Sumilang filed a petition for the probate of a document alleged to be the last will and testament of Hilarion
Ramagosa. Said document institutes Mariano as the sole heir of the testator. The petition was opposed
questioning the due execution of the document claiming that it was made under duress and was not really
intended by the deceased to be his last will and testament. Saturnino and Santiago Ramagosa also
claimed otherwise and that were entitled to inherit the estate of the deceased.
With respect to the motion to strike out opposition and all other pleadings of oppositors filed by the
petitioner, it appears that oppositors have no relationship whatsoever within the fifth degree as provided
by law and therefore the oppositors are totally strangers to the deceased whose will is under probate.
This being so, the motion to strike out opposition and all other pleadings pertinent thereto is hereby
ordered stricken out of the record.
In cases of Nuguid vs Nuguid, Sumilang vs Ramagosa as well as Cacho vs Udan involve a question
as to the intrinsic validity of the will, the Court said that in a petition for the probate of a will, the court's
area of inquiry is limited to the extrinsic validity only. The testator's testamentary capacity and the
compliance with the formal requisites or solemnities prescribed by law are the only questions presented
for the resolution of the court. Any inquiry into the intrinsic validity or efficacy of the provisions of the will or
the legality of any devise or legacy is premature (Nuguid vs. Nuguid)
Probate is one thing and the validity of the testamentary provisions is another. The first decides the
execution of the document and the testamentary capacity of the testator; the second relates to descent
and distribution.

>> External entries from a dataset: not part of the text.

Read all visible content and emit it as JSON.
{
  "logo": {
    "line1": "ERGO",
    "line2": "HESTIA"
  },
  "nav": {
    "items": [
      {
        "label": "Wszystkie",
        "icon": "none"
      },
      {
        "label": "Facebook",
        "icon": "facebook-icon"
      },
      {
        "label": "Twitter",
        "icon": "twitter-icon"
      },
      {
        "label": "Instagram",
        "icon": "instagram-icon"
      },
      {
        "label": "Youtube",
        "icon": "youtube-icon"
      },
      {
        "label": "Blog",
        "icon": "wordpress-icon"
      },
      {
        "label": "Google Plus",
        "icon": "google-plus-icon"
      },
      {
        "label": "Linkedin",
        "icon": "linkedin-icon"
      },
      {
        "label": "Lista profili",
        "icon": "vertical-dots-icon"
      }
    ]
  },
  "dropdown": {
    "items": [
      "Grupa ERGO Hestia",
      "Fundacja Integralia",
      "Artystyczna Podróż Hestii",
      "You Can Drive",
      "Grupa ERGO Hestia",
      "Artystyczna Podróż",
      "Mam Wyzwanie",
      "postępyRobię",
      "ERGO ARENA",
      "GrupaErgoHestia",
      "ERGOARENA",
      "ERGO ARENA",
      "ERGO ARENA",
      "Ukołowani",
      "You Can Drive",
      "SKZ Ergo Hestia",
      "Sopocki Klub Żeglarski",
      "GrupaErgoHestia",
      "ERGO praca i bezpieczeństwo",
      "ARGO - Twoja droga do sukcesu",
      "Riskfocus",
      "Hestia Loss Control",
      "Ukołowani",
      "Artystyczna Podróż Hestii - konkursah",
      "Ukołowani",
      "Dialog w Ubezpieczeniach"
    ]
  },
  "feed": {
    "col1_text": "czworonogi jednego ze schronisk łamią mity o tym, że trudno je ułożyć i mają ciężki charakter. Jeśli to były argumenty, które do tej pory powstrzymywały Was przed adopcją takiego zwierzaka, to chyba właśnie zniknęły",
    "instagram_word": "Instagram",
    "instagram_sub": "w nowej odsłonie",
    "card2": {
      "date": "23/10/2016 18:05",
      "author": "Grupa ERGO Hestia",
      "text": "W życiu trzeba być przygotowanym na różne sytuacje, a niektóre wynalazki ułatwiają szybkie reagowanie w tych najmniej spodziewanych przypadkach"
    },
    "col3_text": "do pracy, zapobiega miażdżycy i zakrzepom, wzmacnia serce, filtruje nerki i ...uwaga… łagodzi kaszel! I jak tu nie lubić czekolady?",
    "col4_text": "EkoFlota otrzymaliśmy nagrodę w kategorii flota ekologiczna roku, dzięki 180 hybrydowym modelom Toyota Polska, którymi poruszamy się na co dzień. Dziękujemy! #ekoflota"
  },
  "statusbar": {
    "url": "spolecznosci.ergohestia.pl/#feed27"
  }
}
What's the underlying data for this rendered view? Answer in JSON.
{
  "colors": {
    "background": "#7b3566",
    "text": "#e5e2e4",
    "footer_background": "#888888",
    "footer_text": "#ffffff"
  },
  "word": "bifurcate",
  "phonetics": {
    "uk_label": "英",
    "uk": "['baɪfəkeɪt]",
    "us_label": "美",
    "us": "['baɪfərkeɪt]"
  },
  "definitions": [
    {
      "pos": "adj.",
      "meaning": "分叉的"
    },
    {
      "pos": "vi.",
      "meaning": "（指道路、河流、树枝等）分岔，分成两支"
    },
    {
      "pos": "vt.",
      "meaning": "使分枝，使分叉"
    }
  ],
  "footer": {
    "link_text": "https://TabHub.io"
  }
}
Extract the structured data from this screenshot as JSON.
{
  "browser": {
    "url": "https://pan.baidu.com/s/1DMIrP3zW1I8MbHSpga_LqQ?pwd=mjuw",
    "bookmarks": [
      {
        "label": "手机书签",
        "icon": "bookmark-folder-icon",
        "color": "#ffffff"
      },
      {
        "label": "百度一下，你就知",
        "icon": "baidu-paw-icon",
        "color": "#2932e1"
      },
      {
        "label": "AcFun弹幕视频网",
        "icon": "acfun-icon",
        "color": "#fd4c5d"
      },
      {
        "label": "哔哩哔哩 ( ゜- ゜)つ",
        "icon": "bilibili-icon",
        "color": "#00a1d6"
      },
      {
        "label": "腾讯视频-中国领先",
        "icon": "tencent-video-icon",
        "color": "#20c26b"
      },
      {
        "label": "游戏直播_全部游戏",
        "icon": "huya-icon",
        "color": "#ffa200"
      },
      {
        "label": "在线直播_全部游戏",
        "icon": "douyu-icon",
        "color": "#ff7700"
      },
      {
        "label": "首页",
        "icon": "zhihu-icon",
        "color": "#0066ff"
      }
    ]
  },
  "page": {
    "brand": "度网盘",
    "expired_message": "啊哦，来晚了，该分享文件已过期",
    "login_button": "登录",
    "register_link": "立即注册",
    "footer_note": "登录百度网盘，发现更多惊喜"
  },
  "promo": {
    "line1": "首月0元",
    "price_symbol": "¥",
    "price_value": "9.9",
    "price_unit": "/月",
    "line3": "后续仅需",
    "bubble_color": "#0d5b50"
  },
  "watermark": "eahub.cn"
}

Comparative Analysis
Eusebio vs. Eusebio vis--vis Fule vs CA
Rodelas vs Aranza vis--vis Gan vs Yap
Nuguid vs Nuguid vis--vis Cacho vs Udan vis--vis Sumilang vs Ramagosa

Rhobie S. Corbo
Special Proceedings

Atty. Brenda L. Tangarorang